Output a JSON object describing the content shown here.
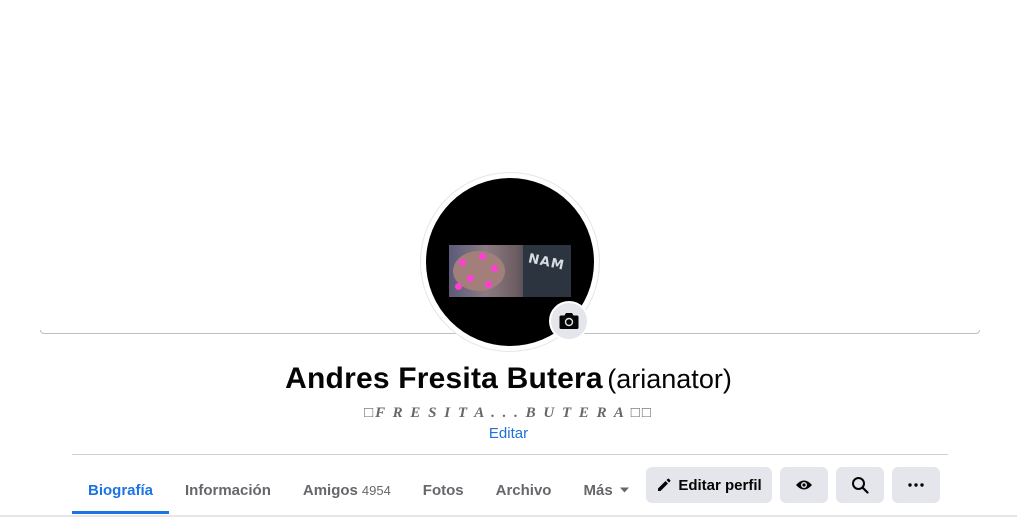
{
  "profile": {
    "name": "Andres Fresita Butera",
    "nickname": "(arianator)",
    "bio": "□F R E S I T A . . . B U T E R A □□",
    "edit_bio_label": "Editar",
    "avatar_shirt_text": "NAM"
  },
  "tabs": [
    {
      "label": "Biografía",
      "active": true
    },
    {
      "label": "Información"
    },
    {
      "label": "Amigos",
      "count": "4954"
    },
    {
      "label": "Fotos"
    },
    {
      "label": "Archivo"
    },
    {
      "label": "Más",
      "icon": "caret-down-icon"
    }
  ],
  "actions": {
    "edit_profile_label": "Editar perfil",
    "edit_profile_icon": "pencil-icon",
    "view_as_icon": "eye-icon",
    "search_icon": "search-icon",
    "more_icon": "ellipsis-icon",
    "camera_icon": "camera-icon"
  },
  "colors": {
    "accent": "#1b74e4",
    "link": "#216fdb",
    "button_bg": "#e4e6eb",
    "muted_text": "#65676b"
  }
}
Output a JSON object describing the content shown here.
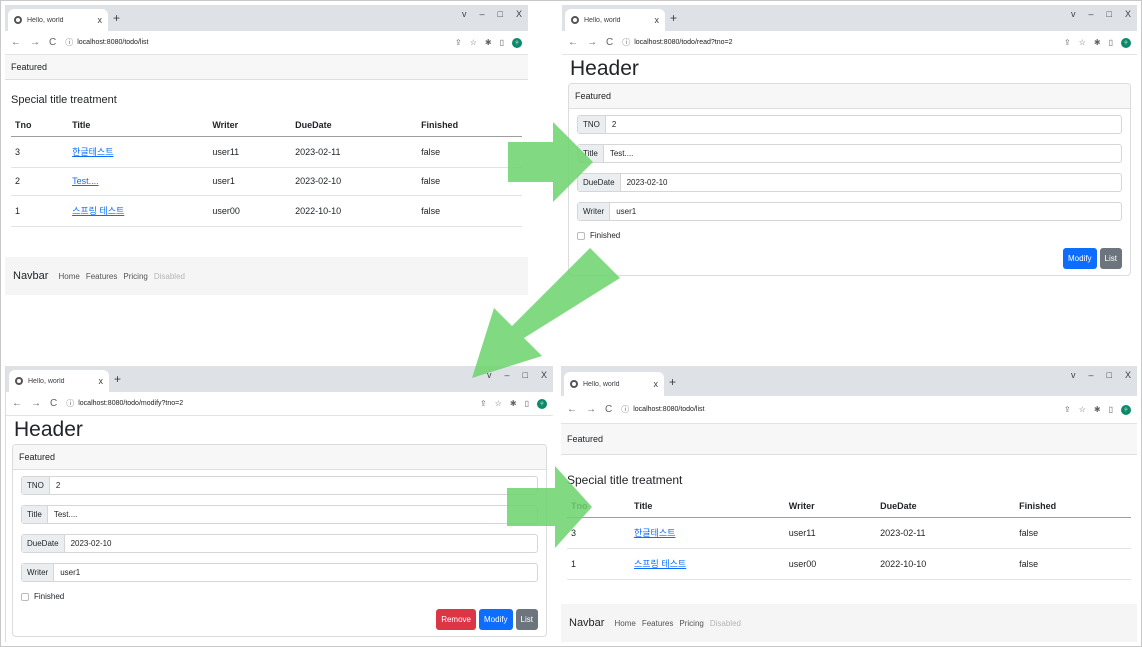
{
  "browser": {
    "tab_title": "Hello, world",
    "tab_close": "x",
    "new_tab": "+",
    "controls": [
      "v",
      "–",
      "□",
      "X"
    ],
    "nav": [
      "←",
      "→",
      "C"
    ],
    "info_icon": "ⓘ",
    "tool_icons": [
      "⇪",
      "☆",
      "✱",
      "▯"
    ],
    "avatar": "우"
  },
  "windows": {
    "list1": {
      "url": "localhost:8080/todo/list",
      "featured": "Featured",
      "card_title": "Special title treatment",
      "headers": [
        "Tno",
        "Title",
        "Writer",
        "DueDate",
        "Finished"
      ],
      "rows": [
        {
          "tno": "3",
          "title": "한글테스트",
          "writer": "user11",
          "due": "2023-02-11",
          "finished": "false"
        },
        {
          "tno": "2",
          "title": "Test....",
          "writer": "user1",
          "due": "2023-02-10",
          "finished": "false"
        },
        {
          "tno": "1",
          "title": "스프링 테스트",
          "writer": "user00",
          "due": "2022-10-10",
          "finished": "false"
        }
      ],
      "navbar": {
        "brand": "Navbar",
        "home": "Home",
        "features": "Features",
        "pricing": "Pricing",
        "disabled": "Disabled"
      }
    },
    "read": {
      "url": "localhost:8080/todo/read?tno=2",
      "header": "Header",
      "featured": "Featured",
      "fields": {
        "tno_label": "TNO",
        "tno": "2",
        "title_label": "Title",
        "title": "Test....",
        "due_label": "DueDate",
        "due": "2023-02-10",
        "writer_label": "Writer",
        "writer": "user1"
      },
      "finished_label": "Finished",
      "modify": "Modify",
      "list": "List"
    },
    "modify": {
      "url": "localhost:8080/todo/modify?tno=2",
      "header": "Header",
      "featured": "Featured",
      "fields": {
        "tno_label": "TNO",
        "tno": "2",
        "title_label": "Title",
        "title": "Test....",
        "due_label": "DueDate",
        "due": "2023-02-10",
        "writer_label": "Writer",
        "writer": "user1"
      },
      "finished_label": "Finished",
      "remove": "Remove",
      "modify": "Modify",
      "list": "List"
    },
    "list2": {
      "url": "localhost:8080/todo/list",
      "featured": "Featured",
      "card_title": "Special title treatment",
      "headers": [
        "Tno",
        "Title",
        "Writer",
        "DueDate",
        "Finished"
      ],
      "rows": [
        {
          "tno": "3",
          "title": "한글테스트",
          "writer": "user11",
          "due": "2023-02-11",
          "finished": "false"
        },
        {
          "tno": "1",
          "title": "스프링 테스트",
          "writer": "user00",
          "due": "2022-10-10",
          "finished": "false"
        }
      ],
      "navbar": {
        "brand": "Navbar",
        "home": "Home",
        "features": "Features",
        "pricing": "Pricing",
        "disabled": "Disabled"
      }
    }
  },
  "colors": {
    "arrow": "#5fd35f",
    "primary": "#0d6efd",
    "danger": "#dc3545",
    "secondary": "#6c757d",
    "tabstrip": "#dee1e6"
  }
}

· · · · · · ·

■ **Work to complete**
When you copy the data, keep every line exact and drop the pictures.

■ **Task response**
Output a JSON object describing the content shown here.
{
  "profile": {
    "name": "Andres Fresita Butera",
    "nickname": "(arianator)",
    "bio": "□F R E S I T A . . . B U T E R A □□",
    "edit_bio_label": "Editar",
    "avatar_shirt_text": "NAM"
  },
  "tabs": [
    {
      "label": "Biografía",
      "active": true
    },
    {
      "label": "Información"
    },
    {
      "label": "Amigos",
      "count": "4954"
    },
    {
      "label": "Fotos"
    },
    {
      "label": "Archivo"
    },
    {
      "label": "Más",
      "icon": "caret-down-icon"
    }
  ],
  "actions": {
    "edit_profile_label": "Editar perfil",
    "edit_profile_icon": "pencil-icon",
    "view_as_icon": "eye-icon",
    "search_icon": "search-icon",
    "more_icon": "ellipsis-icon",
    "camera_icon": "camera-icon"
  },
  "colors": {
    "accent": "#1b74e4",
    "link": "#216fdb",
    "button_bg": "#e4e6eb",
    "muted_text": "#65676b"
  }
}
Output a JSON object describing the content shown here.
{
  "browser": {
    "tab_title": "Hello, world",
    "tab_close": "x",
    "new_tab": "+",
    "controls": [
      "v",
      "–",
      "□",
      "X"
    ],
    "nav": [
      "←",
      "→",
      "C"
    ],
    "info_icon": "ⓘ",
    "tool_icons": [
      "⇪",
      "☆",
      "✱",
      "▯"
    ],
    "avatar": "우"
  },
  "windows": {
    "list1": {
      "url": "localhost:8080/todo/list",
      "featured": "Featured",
      "card_title": "Special title treatment",
      "headers": [
        "Tno",
        "Title",
        "Writer",
        "DueDate",
        "Finished"
      ],
      "rows": [
        {
          "tno": "3",
          "title": "한글테스트",
          "writer": "user11",
          "due": "2023-02-11",
          "finished": "false"
        },
        {
          "tno": "2",
          "title": "Test....",
          "writer": "user1",
          "due": "2023-02-10",
          "finished": "false"
        },
        {
          "tno": "1",
          "title": "스프링 테스트",
          "writer": "user00",
          "due": "2022-10-10",
          "finished": "false"
        }
      ],
      "navbar": {
        "brand": "Navbar",
        "home": "Home",
        "features": "Features",
        "pricing": "Pricing",
        "disabled": "Disabled"
      }
    },
    "read": {
      "url": "localhost:8080/todo/read?tno=2",
      "header": "Header",
      "featured": "Featured",
      "fields": {
        "tno_label": "TNO",
        "tno": "2",
        "title_label": "Title",
        "title": "Test....",
        "due_label": "DueDate",
        "due": "2023-02-10",
        "writer_label": "Writer",
        "writer": "user1"
      },
      "finished_label": "Finished",
      "modify": "Modify",
      "list": "List"
    },
    "modify": {
      "url": "localhost:8080/todo/modify?tno=2",
      "header": "Header",
      "featured": "Featured",
      "fields": {
        "tno_label": "TNO",
        "tno": "2",
        "title_label": "Title",
        "title": "Test....",
        "due_label": "DueDate",
        "due": "2023-02-10",
        "writer_label": "Writer",
        "writer": "user1"
      },
      "finished_label": "Finished",
      "remove": "Remove",
      "modify": "Modify",
      "list": "List"
    },
    "list2": {
      "url": "localhost:8080/todo/list",
      "featured": "Featured",
      "card_title": "Special title treatment",
      "headers": [
        "Tno",
        "Title",
        "Writer",
        "DueDate",
        "Finished"
      ],
      "rows": [
        {
          "tno": "3",
          "title": "한글테스트",
          "writer": "user11",
          "due": "2023-02-11",
          "finished": "false"
        },
        {
          "tno": "1",
          "title": "스프링 테스트",
          "writer": "user00",
          "due": "2022-10-10",
          "finished": "false"
        }
      ],
      "navbar": {
        "brand": "Navbar",
        "home": "Home",
        "features": "Features",
        "pricing": "Pricing",
        "disabled": "Disabled"
      }
    }
  },
  "colors": {
    "arrow": "#5fd35f",
    "primary": "#0d6efd",
    "danger": "#dc3545",
    "secondary": "#6c757d",
    "tabstrip": "#dee1e6"
  }
}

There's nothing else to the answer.